The article attempts to examine Harmony Korine’s Spring Breakers and scrutinizes some of the film’s key themes while recognizing it as a precious, multilayered satire of late capitalist society. The film is much more than just a hyper-stylized anthropological journey into the heart of spring break at the beaches of Florida. It is a hypnotic satire of the collective hallucination beating to the rythm of Skrillex, a reflection of the Millennials generation, a beach neon-noir and a reinterpretation of the gangster genre. It is a doomed search for the American dream and a lesson in ruthless competition dictated by the free market. It is an evocation of the class, racial and sex war in contemporary America. It is both a love letter and a condemnation to pop cultural mythology and both an inversion and a homogeneous continuation of Korine’s opus. But above all, Spring Breakers is one of the most consistent film representations of hyperrality and at the same time its constitutive fragment.

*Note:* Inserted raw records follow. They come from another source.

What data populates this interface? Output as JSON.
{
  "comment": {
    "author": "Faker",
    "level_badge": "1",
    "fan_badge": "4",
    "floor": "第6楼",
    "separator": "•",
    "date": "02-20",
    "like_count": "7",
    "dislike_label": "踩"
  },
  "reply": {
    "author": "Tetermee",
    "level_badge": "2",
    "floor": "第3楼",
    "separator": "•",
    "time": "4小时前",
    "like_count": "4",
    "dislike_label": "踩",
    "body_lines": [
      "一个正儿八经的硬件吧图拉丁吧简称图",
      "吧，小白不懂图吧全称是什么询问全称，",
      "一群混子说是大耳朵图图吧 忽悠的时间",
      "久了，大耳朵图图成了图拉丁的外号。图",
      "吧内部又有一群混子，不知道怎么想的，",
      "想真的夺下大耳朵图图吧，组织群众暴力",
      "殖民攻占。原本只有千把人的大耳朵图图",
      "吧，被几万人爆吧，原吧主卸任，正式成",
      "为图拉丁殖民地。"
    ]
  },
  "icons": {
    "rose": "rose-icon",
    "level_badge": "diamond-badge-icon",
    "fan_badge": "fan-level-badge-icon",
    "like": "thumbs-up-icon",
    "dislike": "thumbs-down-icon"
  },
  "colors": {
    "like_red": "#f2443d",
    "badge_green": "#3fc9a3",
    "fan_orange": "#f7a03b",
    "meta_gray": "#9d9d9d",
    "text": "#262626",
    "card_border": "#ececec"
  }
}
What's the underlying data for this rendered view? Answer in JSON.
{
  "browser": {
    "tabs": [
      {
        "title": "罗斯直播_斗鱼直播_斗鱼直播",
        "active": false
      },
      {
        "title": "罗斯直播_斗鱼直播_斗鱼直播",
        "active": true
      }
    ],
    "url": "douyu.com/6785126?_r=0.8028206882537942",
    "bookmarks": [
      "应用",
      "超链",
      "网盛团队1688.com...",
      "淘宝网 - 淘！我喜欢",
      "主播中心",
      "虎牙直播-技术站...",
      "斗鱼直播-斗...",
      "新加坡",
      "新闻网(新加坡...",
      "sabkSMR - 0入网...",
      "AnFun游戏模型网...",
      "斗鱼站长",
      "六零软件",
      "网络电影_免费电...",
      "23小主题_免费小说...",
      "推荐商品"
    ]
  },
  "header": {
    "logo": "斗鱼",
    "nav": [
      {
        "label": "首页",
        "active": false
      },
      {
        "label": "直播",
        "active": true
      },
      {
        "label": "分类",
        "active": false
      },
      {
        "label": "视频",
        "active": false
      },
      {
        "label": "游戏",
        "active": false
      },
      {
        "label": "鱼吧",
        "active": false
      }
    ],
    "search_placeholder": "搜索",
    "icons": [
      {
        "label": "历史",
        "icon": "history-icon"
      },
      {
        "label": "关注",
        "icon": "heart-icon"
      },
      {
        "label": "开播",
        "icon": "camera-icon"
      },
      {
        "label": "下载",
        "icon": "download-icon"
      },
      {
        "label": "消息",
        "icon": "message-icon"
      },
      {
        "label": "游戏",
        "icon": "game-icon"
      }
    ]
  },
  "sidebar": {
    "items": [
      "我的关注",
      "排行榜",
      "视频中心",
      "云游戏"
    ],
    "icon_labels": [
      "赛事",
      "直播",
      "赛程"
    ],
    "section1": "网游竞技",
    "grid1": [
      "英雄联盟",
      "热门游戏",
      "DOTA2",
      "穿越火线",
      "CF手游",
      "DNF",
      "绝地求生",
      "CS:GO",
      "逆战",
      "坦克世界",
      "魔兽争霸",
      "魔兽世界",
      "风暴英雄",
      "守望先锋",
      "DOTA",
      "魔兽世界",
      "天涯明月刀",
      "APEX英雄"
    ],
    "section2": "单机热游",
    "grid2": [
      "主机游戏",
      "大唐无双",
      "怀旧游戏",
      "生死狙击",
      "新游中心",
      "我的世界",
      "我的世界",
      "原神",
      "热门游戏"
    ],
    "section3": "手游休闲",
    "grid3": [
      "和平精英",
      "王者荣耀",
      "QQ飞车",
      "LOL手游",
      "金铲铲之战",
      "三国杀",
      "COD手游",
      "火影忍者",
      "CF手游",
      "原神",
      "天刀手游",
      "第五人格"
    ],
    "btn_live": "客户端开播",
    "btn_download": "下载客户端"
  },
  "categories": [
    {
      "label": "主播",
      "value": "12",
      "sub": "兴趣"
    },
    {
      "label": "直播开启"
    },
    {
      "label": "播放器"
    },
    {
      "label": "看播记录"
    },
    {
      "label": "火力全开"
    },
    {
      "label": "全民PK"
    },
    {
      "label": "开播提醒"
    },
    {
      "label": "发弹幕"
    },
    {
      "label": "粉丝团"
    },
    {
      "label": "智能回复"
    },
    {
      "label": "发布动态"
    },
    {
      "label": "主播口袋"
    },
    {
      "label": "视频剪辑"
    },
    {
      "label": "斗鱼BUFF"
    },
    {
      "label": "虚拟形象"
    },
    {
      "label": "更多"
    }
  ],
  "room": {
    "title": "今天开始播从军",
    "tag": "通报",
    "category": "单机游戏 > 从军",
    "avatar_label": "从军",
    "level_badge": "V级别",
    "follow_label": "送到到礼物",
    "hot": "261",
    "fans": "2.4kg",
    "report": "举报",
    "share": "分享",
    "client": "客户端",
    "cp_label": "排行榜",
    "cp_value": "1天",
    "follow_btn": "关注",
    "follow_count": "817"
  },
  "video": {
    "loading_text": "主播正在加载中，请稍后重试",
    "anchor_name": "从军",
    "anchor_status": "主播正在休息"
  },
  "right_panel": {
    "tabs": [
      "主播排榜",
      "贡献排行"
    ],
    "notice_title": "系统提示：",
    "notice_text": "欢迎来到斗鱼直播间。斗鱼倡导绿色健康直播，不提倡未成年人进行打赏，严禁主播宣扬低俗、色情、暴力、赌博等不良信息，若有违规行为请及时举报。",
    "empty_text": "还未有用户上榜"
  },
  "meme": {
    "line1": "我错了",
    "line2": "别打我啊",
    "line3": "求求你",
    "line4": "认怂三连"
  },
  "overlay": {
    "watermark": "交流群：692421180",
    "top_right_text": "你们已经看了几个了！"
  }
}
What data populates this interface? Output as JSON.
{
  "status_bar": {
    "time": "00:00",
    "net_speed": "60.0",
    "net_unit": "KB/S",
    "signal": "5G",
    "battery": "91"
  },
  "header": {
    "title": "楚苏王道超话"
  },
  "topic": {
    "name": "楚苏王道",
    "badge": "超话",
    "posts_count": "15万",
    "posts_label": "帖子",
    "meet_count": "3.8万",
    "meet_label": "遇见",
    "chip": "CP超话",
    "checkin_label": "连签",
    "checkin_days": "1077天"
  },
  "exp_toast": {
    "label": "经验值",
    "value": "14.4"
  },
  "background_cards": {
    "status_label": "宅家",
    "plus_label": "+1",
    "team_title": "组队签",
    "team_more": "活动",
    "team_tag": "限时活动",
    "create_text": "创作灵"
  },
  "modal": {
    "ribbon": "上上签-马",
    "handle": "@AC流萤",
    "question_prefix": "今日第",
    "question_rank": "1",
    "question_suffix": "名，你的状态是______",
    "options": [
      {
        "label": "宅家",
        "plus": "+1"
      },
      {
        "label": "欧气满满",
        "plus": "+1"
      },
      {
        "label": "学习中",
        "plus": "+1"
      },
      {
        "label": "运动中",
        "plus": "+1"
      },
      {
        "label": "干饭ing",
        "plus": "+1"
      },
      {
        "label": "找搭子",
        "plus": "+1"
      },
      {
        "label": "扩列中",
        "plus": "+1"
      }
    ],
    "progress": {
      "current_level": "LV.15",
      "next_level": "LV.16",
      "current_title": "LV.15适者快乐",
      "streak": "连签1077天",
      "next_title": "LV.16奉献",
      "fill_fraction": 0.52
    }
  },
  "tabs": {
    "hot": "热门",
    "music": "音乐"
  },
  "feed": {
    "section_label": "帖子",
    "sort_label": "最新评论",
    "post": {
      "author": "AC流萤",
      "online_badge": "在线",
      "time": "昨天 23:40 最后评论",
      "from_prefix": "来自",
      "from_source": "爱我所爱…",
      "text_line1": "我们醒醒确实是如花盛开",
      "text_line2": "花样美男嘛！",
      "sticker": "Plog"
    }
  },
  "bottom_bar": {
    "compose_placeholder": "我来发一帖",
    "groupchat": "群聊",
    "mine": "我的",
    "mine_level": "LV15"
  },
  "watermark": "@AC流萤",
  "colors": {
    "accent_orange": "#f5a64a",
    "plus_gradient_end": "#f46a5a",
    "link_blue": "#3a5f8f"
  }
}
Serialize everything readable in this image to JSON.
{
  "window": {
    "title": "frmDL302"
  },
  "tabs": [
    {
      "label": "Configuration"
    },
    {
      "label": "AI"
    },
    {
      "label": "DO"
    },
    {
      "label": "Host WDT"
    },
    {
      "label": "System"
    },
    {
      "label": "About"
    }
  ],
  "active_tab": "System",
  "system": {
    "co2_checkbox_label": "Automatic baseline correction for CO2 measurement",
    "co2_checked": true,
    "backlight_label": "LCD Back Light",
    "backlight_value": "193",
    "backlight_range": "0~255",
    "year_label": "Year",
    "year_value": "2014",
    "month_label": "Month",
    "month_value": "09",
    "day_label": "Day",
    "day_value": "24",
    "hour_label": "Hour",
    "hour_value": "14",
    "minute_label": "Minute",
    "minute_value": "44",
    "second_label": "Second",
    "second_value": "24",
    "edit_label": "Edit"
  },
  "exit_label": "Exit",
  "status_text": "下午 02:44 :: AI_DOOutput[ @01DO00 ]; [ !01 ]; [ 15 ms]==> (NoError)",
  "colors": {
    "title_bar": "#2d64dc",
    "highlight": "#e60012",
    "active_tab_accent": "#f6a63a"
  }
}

The integral version of this article can be found in the printed KINO!